• _WORK TASK_:
Across these entries, count the lines holding the string "complete"; the number is the whole answer.

• _Excerpts from an interface dataset_:
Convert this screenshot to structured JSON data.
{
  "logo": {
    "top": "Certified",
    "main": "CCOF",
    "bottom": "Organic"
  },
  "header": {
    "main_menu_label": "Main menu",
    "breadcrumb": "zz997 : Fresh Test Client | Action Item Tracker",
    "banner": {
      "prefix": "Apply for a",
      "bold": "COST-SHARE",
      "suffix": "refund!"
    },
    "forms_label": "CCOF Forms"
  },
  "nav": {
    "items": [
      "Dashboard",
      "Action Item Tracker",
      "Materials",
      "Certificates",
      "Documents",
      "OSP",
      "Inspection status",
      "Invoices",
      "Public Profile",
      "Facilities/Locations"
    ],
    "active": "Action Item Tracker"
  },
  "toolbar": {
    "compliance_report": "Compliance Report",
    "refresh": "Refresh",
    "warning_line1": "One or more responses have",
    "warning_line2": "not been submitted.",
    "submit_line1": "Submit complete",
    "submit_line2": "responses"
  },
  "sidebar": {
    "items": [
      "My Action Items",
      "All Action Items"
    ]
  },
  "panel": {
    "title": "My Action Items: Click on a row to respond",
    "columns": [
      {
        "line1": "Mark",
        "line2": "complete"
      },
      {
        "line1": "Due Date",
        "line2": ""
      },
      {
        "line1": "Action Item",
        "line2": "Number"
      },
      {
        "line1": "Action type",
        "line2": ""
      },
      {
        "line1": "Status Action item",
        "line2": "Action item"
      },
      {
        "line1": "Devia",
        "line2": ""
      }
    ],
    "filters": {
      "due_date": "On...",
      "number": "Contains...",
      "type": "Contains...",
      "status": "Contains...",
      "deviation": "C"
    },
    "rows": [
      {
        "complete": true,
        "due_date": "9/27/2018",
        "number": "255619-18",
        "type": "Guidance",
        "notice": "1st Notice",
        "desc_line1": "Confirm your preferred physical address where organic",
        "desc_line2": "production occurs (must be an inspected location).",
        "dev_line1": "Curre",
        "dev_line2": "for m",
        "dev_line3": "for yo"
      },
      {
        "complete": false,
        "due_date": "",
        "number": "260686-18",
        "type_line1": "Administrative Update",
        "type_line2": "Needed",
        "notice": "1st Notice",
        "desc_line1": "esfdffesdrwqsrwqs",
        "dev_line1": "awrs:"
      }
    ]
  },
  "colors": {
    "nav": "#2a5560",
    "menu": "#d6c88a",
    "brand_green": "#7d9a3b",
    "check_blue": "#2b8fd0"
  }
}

• _RESULT OF THE TASK_:
4